[Dataset rows describing interfaces]
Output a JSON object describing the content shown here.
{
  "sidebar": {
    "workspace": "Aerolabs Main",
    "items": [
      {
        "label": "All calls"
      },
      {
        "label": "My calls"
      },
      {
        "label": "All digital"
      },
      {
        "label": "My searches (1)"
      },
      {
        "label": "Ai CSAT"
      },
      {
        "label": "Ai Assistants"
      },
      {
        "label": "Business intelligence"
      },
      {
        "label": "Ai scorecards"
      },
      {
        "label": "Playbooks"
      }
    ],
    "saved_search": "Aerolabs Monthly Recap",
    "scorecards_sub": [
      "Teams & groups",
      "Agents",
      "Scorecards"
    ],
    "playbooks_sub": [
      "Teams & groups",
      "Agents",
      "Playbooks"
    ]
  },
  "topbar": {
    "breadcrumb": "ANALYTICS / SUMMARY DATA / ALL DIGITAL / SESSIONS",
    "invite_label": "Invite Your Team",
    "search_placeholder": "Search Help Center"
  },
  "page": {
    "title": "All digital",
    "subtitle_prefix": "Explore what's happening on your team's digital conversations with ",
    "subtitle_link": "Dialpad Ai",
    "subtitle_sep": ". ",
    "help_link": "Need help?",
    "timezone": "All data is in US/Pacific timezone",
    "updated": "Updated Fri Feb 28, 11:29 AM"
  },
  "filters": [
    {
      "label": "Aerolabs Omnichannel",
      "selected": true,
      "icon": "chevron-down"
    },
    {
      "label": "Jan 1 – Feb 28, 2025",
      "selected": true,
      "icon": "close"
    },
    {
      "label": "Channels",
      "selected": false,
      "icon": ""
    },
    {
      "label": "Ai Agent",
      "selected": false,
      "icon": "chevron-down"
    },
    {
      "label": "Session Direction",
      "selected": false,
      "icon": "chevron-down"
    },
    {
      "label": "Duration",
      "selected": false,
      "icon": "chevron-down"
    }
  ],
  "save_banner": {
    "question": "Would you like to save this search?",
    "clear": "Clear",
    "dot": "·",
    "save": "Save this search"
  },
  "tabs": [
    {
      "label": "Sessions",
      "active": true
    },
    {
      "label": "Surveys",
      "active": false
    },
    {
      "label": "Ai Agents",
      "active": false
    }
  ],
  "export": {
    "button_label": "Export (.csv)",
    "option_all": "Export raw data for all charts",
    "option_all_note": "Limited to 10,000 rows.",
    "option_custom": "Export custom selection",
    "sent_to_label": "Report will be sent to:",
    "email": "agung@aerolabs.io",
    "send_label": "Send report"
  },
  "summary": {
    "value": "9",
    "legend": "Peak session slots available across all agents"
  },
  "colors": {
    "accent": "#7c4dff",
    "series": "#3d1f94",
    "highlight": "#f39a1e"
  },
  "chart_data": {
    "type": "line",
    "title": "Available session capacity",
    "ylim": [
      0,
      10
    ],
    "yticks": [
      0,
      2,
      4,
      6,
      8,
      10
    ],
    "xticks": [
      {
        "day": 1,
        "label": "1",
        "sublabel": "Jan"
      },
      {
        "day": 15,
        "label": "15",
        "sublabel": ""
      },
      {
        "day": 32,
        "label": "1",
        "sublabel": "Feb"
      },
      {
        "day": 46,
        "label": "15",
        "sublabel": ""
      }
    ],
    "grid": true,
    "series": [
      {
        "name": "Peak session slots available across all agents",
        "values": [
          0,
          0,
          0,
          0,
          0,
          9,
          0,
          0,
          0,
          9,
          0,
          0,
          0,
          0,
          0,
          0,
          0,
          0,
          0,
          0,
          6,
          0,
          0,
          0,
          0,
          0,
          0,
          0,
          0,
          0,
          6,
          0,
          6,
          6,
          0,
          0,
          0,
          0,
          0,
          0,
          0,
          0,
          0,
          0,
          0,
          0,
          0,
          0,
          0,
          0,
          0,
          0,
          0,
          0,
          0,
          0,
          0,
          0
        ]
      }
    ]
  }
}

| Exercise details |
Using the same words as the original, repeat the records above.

| Answer to the exercise |
Output a JSON object describing the content shown here.
{
  "sidebar": {
    "workspace": "Aerolabs Main",
    "items": [
      {
        "label": "All calls"
      },
      {
        "label": "My calls"
      },
      {
        "label": "All digital"
      },
      {
        "label": "My searches (1)"
      },
      {
        "label": "Ai CSAT"
      },
      {
        "label": "Ai Assistants"
      },
      {
        "label": "Business intelligence"
      },
      {
        "label": "Ai scorecards"
      },
      {
        "label": "Playbooks"
      }
    ],
    "saved_search": "Aerolabs Monthly Recap",
    "scorecards_sub": [
      "Teams & groups",
      "Agents",
      "Scorecards"
    ],
    "playbooks_sub": [
      "Teams & groups",
      "Agents",
      "Playbooks"
    ]
  },
  "topbar": {
    "breadcrumb": "ANALYTICS / SUMMARY DATA / ALL DIGITAL / SESSIONS",
    "invite_label": "Invite Your Team",
    "search_placeholder": "Search Help Center"
  },
  "page": {
    "title": "All digital",
    "subtitle_prefix": "Explore what's happening on your team's digital conversations with ",
    "subtitle_link": "Dialpad Ai",
    "subtitle_sep": ". ",
    "help_link": "Need help?",
    "timezone": "All data is in US/Pacific timezone",
    "updated": "Updated Fri Feb 28, 11:29 AM"
  },
  "filters": [
    {
      "label": "Aerolabs Omnichannel",
      "selected": true,
      "icon": "chevron-down"
    },
    {
      "label": "Jan 1 – Feb 28, 2025",
      "selected": true,
      "icon": "close"
    },
    {
      "label": "Channels",
      "selected": false,
      "icon": ""
    },
    {
      "label": "Ai Agent",
      "selected": false,
      "icon": "chevron-down"
    },
    {
      "label": "Session Direction",
      "selected": false,
      "icon": "chevron-down"
    },
    {
      "label": "Duration",
      "selected": false,
      "icon": "chevron-down"
    }
  ],
  "save_banner": {
    "question": "Would you like to save this search?",
    "clear": "Clear",
    "dot": "·",
    "save": "Save this search"
  },
  "tabs": [
    {
      "label": "Sessions",
      "active": true
    },
    {
      "label": "Surveys",
      "active": false
    },
    {
      "label": "Ai Agents",
      "active": false
    }
  ],
  "export": {
    "button_label": "Export (.csv)",
    "option_all": "Export raw data for all charts",
    "option_all_note": "Limited to 10,000 rows.",
    "option_custom": "Export custom selection",
    "sent_to_label": "Report will be sent to:",
    "email": "agung@aerolabs.io",
    "send_label": "Send report"
  },
  "summary": {
    "value": "9",
    "legend": "Peak session slots available across all agents"
  },
  "colors": {
    "accent": "#7c4dff",
    "series": "#3d1f94",
    "highlight": "#f39a1e"
  },
  "chart_data": {
    "type": "line",
    "title": "Available session capacity",
    "ylim": [
      0,
      10
    ],
    "yticks": [
      0,
      2,
      4,
      6,
      8,
      10
    ],
    "xticks": [
      {
        "day": 1,
        "label": "1",
        "sublabel": "Jan"
      },
      {
        "day": 15,
        "label": "15",
        "sublabel": ""
      },
      {
        "day": 32,
        "label": "1",
        "sublabel": "Feb"
      },
      {
        "day": 46,
        "label": "15",
        "sublabel": ""
      }
    ],
    "grid": true,
    "series": [
      {
        "name": "Peak session slots available across all agents",
        "values": [
          0,
          0,
          0,
          0,
          0,
          9,
          0,
          0,
          0,
          9,
          0,
          0,
          0,
          0,
          0,
          0,
          0,
          0,
          0,
          0,
          6,
          0,
          0,
          0,
          0,
          0,
          0,
          0,
          0,
          0,
          6,
          0,
          6,
          6,
          0,
          0,
          0,
          0,
          0,
          0,
          0,
          0,
          0,
          0,
          0,
          0,
          0,
          0,
          0,
          0,
          0,
          0,
          0,
          0,
          0,
          0,
          0,
          0
        ]
      }
    ]
  }
}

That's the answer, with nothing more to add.